3The International Rescue Committee, South Sudan Program, Juba, South Sudan
4School of Public Health, St. Augustine International University, P.O. Box 88, Kampala, Uganda

Correspondence should be addressed to Jonathan Izudi

Received 16 May 2017; Accepted 15 August 2017; Published 18 September 2017

Academic Editor: Samuel Menahem

Copyright © 2017 Jonathan Izudi et al. This is an open access article distributed under the Creative Commons Attribution License, which permits unrestricted use, distribution, and reproduction in any medium, provided the original work is properly cited.


Background. Pneumonia substantially kills children aged 2–59 months in South Sudan. However, information on health workers adherence to Integrated Management of Childhood Illnesses (IMCI) guideline in treating children with cough/difficulty in breathing remains scarce. This study assessed factors associated with adherence to IMCI guideline in Aweil East County, South Sudan. Methods. This cross-sectional study involved 232 health workers from 36 health facilities. Data collected using structured questionnaire and checklist was double-entered in EpiData and analyzed with STATA at 5% significance level using logistic regression. Results. Respondents mean age was years, 154 (66.4%) were males, 104 (44.8%) reached secondary education, and 190 (81.9%) had certificate. 23 (9.9%, 95% CI: 6.4–14.5) adhered to IMCI guideline. Holding diploma (adjusted odds ratio (AOR) = 6.97; 95% Confidence Interval (CI): 1.82–26.67; ), shorter time to follow guideline steps (AOR = 12.0; 95% CI: 2.73–61.66; ), and nondifficult use (AOR = 27.7; 95% CI: 5.40–142.25; ) were associated with adherence.
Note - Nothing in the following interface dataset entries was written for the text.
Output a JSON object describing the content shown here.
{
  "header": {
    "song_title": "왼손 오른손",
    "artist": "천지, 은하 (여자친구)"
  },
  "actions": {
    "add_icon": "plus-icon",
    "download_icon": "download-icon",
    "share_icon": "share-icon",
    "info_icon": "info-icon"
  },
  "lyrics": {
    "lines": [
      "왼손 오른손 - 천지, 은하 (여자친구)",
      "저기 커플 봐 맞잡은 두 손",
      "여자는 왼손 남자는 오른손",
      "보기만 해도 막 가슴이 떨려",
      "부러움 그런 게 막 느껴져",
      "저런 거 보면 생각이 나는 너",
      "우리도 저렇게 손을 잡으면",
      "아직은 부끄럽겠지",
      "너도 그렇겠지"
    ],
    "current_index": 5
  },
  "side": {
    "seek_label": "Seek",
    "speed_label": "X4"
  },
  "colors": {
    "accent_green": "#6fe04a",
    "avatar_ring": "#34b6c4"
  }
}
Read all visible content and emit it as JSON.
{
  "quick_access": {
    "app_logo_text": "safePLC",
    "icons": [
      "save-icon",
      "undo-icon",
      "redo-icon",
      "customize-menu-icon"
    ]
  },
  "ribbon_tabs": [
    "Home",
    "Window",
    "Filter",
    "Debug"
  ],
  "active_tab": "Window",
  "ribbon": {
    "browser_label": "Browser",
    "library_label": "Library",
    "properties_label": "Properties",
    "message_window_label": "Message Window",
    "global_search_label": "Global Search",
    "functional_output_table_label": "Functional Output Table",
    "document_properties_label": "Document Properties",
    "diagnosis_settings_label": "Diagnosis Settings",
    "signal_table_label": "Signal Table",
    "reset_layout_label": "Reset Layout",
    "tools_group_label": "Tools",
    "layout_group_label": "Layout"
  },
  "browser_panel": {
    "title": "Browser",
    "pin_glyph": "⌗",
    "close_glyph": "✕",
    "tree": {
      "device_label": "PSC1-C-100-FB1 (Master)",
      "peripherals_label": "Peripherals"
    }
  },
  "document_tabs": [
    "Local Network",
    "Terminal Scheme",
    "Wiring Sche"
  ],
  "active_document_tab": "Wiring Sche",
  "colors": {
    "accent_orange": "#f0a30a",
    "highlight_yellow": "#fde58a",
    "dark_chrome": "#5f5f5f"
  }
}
Conclusion. Adherence was low. Academic qualifications, guideline complexity, and availability of IMCI drugs were associated factors.